Lydia and Jesse particularly liked this adventure (especially because I kept it pretty secret what kind of place we were going to until we got there). They took off exploring on their own as soon as we got there.
First the cliff edge at the top, then the old town from above (you walk up to the historic site through the old town). We got there at 6 PM to miss the crowds, which worked spectacularly. It closes at 8 but once you’re in, you can stay in as long as you want!
We picnicked together on pasta salad, bread, cheese, fruit, etc. before Eric and I walked up EVERY staircase and step in the place to explore all the heights, windows, different ages of architecture, etc. It is a place I remember loving in 1986 and I think it hit the spot this time too!
We walked down at 9 through the old town, all closed up (tourist shops) and quiet, and drove along home (an hour).

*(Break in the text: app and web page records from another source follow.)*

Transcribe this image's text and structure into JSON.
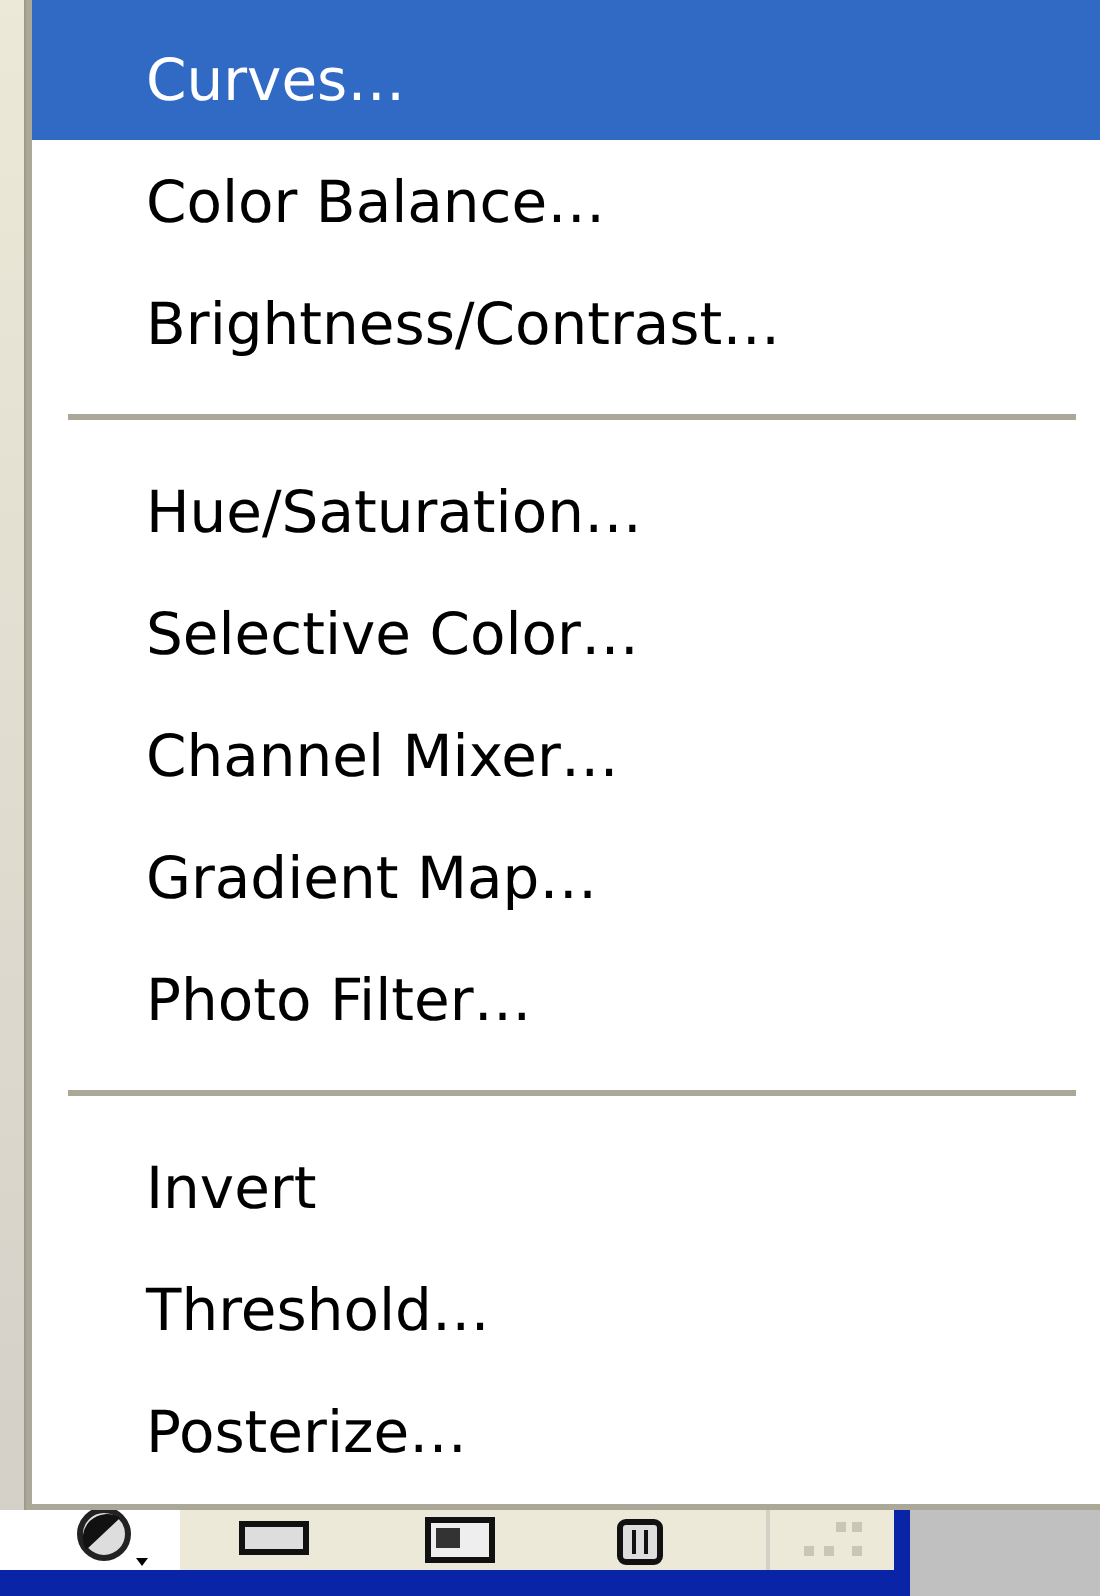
{
  "menu": {
    "groups": [
      {
        "items": [
          {
            "label": "Curves…",
            "selected": true
          },
          {
            "label": "Color Balance…",
            "selected": false
          },
          {
            "label": "Brightness/Contrast…",
            "selected": false
          }
        ]
      },
      {
        "items": [
          {
            "label": "Hue/Saturation…",
            "selected": false
          },
          {
            "label": "Selective Color…",
            "selected": false
          },
          {
            "label": "Channel Mixer…",
            "selected": false
          },
          {
            "label": "Gradient Map…",
            "selected": false
          },
          {
            "label": "Photo Filter…",
            "selected": false
          }
        ]
      },
      {
        "items": [
          {
            "label": "Invert",
            "selected": false
          },
          {
            "label": "Threshold…",
            "selected": false
          },
          {
            "label": "Posterize…",
            "selected": false
          }
        ]
      }
    ]
  }
}
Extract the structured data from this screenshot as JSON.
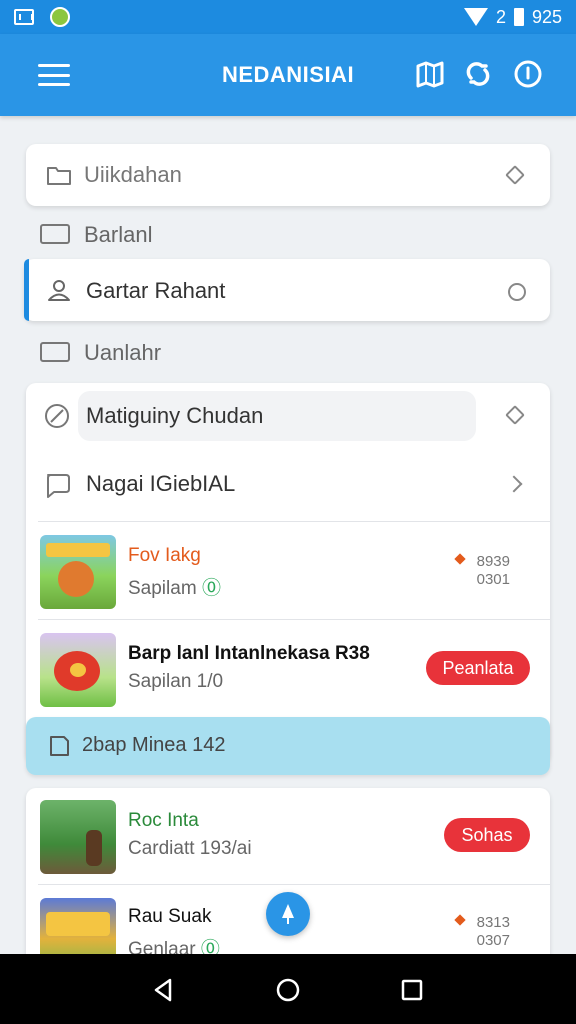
{
  "status_bar": {
    "signal_text": "2",
    "time": "925"
  },
  "app_bar": {
    "title": "NEDANISIAI"
  },
  "rows": {
    "search": {
      "label": "Uiikdahan"
    },
    "section1": {
      "label": "Barlanl"
    },
    "active_item": {
      "label": "Gartar Rahant"
    },
    "section2": {
      "label": "Uanlahr"
    },
    "pill_item": {
      "label": "Matiguiny Chudan"
    },
    "nav_item": {
      "label": "Nagai IGiebIAL"
    }
  },
  "games": [
    {
      "title": "Fov Iakg",
      "subtitle": "Sapilam",
      "meta1": "8939",
      "meta2": "0301"
    },
    {
      "title": "Barp lanl Intanlnekasa R38",
      "subtitle": "Sapilan 1/0",
      "button": "Peanlata"
    },
    {
      "title": "Roc Inta",
      "subtitle": "Cardiatt 193/ai",
      "button": "Sohas"
    },
    {
      "title": "Rau Suak",
      "subtitle": "Genlaar",
      "meta1": "8313",
      "meta2": "0307"
    }
  ],
  "highlight": {
    "label": "2bap Minea 142"
  },
  "colors": {
    "primary": "#2a95e6",
    "accent_red": "#e8333a",
    "highlight": "#a8dff0"
  }
}
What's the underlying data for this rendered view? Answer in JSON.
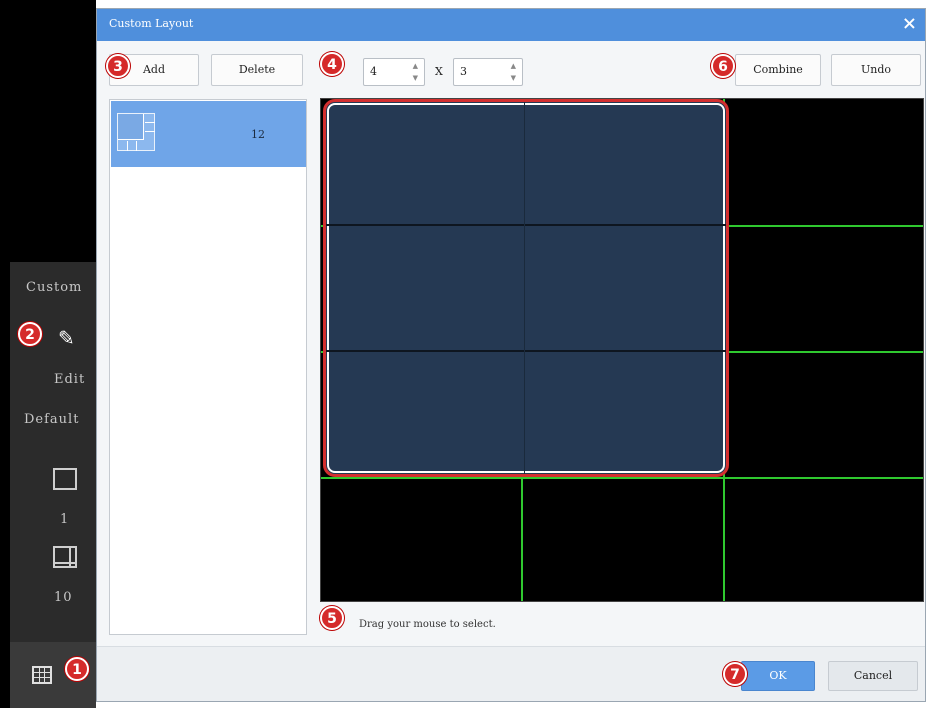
{
  "background_app": {
    "custom_label": "Custom",
    "edit_label": "Edit",
    "default_label": "Default",
    "layout_1_count": "1",
    "layout_10_count": "10"
  },
  "dialog": {
    "title": "Custom Layout",
    "close_glyph": "×",
    "toolbar": {
      "add_label": "Add",
      "delete_label": "Delete",
      "rows_value": "4",
      "cols_separator": "X",
      "cols_value": "3",
      "combine_label": "Combine",
      "undo_label": "Undo"
    },
    "layout_list": [
      {
        "count": "12"
      }
    ],
    "hint": "Drag your mouse to select.",
    "footer": {
      "ok_label": "OK",
      "cancel_label": "Cancel"
    }
  },
  "callouts": [
    "1",
    "2",
    "3",
    "4",
    "5",
    "6",
    "7"
  ],
  "colors": {
    "titlebar": "#4f8fdc",
    "selected_item": "#6fa5e8",
    "grid_line": "#2fc92f",
    "selection_fill": "#253953",
    "callout": "#d52a2a"
  }
}
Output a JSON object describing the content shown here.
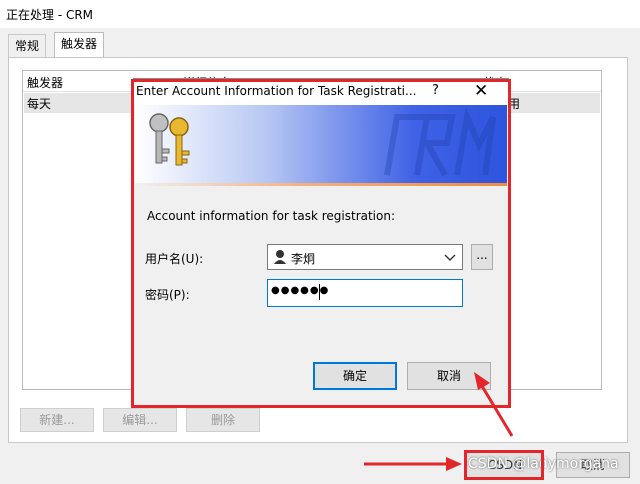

Every morning is pretty much the same—Eric and I go to the market around 8:30, usually meet up with Jean-François, usually sit and have a coffee and croissant at a cafe either before or after doing the marketing. The produce here is AMAZING and that’s mostly what we buy. And eat. And eat. It’s peach/apricot/cherry/melon season right now so we are slurping them all up. Every night the kids say they probably want to be woken up and go to the market with us, and every morning they decide no. They are staying up very late and we are trying to figure out how to re-jigger our schedule to slant things in the direction of NOT sleeping in until 2! More on that later maybe. So we come back from the market with bread and croissants and fruit and sometimes cheese, and eventually everyone gets some for either breakfast or lunch.
Yesterday I got Jesse & Lydia out of bed at noon with scrambled eggs.
Monday afternoon we all went to the beach near Cassis with Jean-François and his teenage son Esteban. (We rented a car) Again we left around 4 to miss the heat and crowds. Again it worked! After the beach, which was lovely, and the water, which was a great temperature, J-F led us by car to the heights of the famous cliffs/inlets/fjords in that part of the coast—Les Calanques. WOW.
See next page for more!